[[ INPUT FOR THIS TASK open ]]

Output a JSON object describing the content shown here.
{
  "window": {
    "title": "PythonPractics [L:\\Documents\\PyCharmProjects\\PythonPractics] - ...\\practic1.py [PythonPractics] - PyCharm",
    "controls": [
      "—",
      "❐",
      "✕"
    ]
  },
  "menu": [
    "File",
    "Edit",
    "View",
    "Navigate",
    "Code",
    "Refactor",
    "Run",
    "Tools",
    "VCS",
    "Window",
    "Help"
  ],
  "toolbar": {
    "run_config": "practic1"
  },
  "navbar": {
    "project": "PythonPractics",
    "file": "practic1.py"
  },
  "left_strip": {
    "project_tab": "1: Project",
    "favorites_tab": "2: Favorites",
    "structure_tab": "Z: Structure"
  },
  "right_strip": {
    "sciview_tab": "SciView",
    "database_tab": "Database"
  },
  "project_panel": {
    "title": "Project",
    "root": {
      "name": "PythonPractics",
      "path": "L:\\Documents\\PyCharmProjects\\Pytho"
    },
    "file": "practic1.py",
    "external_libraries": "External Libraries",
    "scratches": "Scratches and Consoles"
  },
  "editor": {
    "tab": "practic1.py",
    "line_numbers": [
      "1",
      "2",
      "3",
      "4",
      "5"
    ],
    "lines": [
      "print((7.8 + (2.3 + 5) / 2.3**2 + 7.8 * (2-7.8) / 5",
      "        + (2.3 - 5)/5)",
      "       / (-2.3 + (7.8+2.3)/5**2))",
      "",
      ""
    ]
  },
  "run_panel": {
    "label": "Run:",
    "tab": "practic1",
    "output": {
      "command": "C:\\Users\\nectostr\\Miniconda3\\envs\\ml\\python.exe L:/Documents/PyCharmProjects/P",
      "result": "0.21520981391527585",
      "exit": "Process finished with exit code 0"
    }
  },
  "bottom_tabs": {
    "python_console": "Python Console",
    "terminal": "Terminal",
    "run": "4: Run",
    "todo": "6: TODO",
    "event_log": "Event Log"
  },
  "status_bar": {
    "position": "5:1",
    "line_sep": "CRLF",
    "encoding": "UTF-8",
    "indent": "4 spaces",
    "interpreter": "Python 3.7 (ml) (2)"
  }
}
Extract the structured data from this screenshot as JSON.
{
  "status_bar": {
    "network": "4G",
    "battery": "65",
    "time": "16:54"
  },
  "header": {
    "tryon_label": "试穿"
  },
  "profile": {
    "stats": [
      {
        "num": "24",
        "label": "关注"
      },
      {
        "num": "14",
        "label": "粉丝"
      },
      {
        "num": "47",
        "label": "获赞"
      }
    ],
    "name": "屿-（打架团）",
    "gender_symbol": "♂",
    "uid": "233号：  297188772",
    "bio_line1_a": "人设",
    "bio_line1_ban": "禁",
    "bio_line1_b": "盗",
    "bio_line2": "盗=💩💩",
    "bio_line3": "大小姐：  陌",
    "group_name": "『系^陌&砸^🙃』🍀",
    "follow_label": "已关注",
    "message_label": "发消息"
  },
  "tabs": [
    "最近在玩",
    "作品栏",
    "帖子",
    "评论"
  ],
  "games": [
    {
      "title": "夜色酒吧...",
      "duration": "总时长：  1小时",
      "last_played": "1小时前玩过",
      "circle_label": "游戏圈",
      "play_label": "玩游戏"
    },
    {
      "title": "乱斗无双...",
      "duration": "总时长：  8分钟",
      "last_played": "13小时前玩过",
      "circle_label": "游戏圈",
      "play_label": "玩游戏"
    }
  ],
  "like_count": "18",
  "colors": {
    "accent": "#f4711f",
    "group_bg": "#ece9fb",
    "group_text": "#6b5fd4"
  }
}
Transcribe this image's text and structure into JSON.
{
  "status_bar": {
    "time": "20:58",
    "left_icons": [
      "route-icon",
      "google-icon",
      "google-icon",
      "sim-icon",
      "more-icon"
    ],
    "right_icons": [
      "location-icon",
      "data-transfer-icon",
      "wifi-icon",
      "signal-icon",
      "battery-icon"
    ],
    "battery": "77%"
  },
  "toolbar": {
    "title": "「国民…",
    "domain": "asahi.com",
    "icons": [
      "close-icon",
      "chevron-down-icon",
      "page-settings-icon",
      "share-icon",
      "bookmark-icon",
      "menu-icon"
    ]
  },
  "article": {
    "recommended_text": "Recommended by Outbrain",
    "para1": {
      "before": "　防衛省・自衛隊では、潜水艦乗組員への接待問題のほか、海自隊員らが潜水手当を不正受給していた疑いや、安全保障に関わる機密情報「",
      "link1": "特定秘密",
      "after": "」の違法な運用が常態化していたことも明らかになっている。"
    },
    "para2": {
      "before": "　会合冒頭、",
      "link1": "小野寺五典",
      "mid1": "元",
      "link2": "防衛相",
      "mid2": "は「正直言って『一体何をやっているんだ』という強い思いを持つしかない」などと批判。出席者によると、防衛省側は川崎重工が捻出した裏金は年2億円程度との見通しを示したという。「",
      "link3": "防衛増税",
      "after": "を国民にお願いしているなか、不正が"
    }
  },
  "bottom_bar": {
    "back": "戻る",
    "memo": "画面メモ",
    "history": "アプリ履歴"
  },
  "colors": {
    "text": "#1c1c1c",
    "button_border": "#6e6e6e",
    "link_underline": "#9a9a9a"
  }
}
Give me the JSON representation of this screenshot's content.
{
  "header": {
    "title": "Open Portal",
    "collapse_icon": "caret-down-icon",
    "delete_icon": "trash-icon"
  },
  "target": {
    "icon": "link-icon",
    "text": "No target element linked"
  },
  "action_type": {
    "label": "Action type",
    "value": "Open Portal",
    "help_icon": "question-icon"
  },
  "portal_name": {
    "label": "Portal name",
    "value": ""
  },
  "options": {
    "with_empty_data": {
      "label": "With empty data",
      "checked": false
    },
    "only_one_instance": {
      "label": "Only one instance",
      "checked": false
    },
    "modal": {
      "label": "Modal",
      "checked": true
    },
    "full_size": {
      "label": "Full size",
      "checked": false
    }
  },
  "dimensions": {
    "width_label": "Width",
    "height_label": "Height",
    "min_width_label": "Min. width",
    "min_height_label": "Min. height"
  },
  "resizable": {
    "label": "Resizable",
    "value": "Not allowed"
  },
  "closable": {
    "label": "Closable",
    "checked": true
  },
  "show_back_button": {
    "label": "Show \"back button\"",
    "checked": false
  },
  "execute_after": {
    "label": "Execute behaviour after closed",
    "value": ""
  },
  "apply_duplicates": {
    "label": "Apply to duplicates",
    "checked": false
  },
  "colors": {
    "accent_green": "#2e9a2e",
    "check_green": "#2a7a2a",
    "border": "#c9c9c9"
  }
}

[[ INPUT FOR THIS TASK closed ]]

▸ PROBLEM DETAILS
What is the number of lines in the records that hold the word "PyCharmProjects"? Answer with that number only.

▸ RESPONSE
3